The openbsd EMI would be a boot-from-EBS (bfEBS) EMI because that is what works, the instance store backed EMI seems to not work due to natural reasons of kernel/ramdisk issues;

Next create a 10G volume on the Eucalyptus cloud and attach it to any running instance (any running instance, from any image), basically need to dump the image file for openbsd we got in Part -2 into the volume

euca-create-volume -s 10 -z cloud3

euca-attach-volume -d /dev/vdb -i i-05CB3829 vol-9B4F3F76

Now go on the SC and dd the openbsd image to the corresponding LV device for the volume you attached above (you need to figure out the LV for your volume ; its pretty easy if you have only 1 volume attached to an instance in the whole cloud, otherwise some manual work is involved IIRC)

dd if=openbsd-blog.img of=dev/vg-itL1qZZjVsCuLg../lv-D0fGsw..

Once the above is finished, detach the volume from the running instance and snapshot it

euca-detach-volume vol-9B4F3F76

euca-create-snapshot vol-9B4F3F76

Once the volume is snapshotted we can just register the EMI out of the same using;

euca-register -n "openbsd" --root-device-name /dev/sda1 -b /dev/sda1=snap-60FA3B94

This should give you an EMI-ID which you can run instance out off;

Part -4 Run an instance

Now we would run an instance from this EMI and check if we can access it over SSH;

euca-run-instances -k sshlogin -t m1.large emi-2D8A446A

ssh -i sshlogin root@

There you go! Your own openbsd instance on your own Eucalyptus private cloud, with root access, start playing!

Part -5 Run eutester, Instance check on the EMI

This last part was little tricky to crack and there are some loose ends, which I would like help on, from the openbsd users/developers on internet;

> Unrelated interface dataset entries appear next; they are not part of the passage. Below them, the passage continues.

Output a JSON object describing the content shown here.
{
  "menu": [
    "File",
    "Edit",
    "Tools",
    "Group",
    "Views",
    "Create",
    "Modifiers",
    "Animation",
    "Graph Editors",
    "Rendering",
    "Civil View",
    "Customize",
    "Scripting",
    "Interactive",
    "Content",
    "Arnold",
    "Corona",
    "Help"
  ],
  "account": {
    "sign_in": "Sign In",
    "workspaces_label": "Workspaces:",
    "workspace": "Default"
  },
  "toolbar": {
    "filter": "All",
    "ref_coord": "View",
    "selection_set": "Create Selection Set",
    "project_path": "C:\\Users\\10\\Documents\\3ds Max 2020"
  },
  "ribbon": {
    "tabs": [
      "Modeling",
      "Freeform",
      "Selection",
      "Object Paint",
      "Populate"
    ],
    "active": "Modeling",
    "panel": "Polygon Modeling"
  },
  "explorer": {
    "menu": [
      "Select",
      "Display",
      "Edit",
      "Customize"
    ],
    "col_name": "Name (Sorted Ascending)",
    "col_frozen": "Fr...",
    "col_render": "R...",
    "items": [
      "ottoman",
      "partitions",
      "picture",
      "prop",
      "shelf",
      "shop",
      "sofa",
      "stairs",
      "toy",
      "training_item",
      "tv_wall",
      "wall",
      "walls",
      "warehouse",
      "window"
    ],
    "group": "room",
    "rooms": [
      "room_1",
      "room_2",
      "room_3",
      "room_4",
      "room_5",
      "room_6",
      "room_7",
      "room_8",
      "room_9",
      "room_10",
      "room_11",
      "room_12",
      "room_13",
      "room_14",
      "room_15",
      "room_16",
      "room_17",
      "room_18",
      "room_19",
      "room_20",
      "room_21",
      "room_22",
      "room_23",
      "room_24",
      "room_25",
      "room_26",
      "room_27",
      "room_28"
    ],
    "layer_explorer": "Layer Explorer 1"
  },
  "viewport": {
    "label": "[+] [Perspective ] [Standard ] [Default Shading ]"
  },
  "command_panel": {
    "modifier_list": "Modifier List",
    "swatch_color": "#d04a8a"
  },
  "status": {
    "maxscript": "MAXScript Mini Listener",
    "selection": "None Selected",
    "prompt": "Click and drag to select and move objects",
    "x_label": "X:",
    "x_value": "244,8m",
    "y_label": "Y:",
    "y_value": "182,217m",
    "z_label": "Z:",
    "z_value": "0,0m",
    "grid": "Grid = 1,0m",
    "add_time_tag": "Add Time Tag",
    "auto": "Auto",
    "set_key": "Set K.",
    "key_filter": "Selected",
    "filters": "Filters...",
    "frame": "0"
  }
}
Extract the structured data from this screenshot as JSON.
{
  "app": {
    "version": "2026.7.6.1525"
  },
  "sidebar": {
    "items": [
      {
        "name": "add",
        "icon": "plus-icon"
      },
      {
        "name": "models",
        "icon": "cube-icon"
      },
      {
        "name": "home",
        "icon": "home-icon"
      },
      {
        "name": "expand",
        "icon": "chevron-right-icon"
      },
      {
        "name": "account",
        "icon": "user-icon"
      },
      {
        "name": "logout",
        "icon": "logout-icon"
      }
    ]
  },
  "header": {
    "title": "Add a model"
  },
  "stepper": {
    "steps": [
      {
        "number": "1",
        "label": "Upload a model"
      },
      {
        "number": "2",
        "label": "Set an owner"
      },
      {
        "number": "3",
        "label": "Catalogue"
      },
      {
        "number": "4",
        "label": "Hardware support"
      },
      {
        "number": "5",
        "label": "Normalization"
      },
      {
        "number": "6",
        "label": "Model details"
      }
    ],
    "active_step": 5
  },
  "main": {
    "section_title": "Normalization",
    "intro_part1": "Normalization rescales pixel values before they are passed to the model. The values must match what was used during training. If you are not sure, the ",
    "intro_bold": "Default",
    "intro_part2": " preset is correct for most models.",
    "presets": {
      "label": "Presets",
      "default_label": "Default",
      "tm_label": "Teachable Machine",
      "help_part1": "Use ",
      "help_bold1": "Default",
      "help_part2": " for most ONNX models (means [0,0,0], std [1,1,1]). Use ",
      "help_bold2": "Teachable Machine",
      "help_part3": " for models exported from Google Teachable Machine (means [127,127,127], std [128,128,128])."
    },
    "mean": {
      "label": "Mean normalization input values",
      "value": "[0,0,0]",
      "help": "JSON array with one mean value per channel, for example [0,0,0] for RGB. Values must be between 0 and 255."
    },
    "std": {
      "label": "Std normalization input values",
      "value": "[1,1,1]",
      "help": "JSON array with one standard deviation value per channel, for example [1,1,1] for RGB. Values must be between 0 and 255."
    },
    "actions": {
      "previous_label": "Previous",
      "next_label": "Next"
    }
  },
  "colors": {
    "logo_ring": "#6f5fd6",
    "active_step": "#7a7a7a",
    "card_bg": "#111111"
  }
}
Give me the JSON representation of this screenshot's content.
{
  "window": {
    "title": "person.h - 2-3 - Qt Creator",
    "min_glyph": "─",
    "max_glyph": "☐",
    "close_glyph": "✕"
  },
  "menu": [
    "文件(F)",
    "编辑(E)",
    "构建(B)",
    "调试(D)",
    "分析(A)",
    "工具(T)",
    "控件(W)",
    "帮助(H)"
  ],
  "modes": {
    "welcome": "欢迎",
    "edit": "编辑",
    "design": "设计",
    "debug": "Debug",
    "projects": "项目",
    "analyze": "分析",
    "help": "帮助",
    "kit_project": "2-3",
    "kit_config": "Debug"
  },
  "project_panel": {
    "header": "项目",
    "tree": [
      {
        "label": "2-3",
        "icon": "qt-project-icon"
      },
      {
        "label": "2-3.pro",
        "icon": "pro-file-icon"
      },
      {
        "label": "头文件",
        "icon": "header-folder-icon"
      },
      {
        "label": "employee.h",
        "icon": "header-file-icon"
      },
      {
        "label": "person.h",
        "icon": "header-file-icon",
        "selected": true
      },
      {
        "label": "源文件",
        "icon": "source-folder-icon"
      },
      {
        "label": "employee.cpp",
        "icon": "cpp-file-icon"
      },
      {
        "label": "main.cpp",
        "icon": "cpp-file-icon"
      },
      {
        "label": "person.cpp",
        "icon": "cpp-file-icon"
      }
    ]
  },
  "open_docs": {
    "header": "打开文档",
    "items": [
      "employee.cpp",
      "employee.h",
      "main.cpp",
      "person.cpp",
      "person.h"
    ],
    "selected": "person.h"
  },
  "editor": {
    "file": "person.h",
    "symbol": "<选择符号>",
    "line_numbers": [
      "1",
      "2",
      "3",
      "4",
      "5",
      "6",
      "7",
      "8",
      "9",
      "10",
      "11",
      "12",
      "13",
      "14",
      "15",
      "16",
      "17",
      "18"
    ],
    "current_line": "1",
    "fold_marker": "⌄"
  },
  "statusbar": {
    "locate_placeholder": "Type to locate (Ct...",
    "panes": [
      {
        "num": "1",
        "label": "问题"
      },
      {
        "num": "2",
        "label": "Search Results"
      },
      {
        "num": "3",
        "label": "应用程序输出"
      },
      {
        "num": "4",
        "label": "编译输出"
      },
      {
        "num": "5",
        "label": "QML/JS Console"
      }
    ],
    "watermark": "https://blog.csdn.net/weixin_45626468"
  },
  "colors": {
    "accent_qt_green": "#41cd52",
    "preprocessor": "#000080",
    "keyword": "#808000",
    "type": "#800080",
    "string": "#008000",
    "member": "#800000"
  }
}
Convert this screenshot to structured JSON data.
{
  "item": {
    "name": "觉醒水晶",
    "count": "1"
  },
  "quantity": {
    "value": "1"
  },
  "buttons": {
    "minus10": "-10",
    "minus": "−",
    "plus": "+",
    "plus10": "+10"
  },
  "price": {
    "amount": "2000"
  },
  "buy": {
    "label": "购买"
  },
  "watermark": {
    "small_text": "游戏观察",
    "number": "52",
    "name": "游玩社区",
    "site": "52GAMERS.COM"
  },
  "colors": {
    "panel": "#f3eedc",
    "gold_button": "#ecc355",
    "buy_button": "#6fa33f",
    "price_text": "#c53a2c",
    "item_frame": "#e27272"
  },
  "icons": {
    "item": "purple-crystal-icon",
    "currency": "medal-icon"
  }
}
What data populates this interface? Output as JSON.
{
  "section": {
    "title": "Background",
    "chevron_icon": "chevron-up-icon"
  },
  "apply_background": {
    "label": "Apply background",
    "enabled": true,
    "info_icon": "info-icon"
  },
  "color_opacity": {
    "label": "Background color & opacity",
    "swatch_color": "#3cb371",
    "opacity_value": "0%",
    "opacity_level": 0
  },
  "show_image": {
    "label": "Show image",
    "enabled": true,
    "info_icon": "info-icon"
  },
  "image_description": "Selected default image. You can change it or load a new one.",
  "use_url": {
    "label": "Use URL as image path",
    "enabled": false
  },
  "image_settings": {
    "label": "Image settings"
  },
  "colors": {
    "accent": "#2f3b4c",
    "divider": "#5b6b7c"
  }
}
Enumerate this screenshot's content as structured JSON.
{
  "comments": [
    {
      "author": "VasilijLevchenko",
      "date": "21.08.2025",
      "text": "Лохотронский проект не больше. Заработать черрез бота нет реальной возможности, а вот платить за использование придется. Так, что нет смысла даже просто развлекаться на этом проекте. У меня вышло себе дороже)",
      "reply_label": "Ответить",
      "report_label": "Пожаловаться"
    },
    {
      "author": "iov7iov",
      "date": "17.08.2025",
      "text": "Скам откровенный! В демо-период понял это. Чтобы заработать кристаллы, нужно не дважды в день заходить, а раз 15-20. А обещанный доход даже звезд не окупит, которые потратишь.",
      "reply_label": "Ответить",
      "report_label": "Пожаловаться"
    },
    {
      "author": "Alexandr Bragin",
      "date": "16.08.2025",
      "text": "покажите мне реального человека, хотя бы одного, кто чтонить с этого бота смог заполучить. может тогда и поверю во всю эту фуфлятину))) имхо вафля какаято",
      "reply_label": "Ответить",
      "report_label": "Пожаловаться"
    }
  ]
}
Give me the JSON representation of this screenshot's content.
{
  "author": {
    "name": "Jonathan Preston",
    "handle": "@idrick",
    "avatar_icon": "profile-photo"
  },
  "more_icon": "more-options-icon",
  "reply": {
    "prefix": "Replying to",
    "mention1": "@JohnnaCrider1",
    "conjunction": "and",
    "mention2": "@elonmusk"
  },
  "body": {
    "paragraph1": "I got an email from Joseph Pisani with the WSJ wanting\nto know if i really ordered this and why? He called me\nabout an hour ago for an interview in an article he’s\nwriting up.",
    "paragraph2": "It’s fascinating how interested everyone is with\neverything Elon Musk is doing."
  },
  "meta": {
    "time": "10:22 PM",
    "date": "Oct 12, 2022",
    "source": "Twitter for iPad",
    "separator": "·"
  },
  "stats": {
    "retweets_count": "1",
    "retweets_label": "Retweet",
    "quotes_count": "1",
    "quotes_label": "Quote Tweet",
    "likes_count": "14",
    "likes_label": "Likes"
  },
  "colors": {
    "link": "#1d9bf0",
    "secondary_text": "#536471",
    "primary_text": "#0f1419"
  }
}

Basically we run a set of tests on the EMI via the eutester test suite to verify the EMI, you can check out more on the test here;


The results for the test is stored here;


For openbsd there were 3 things that failed

  • Instance meta-data does not return any ramdisk ID – This is natural as there is no ramdisk associated with the bfEBS EMI
  • Ephemeral storage was not found – Apparently the check to find the ephemeral storage does a ; ls -l /dev/sda2 , this device does not exist on the openbsd instance, so it failed
  • EBS Volume attach fails – This is important, because as soon as the volume gets attached to the running openbsd instance , the instance is not reachable over SSH or via console, it appears that the hotplug for disk is causing the kernel to panic, if we detach the volume and reboot (euca-reboot-instances) it comes to life again;

The result of the test are available on the following link:


Hope this blog post is useful for the openbsd lovers and they would enjoy reading and running their favourite openbsd instances on top of Eucalyptus cloud without much hiccup;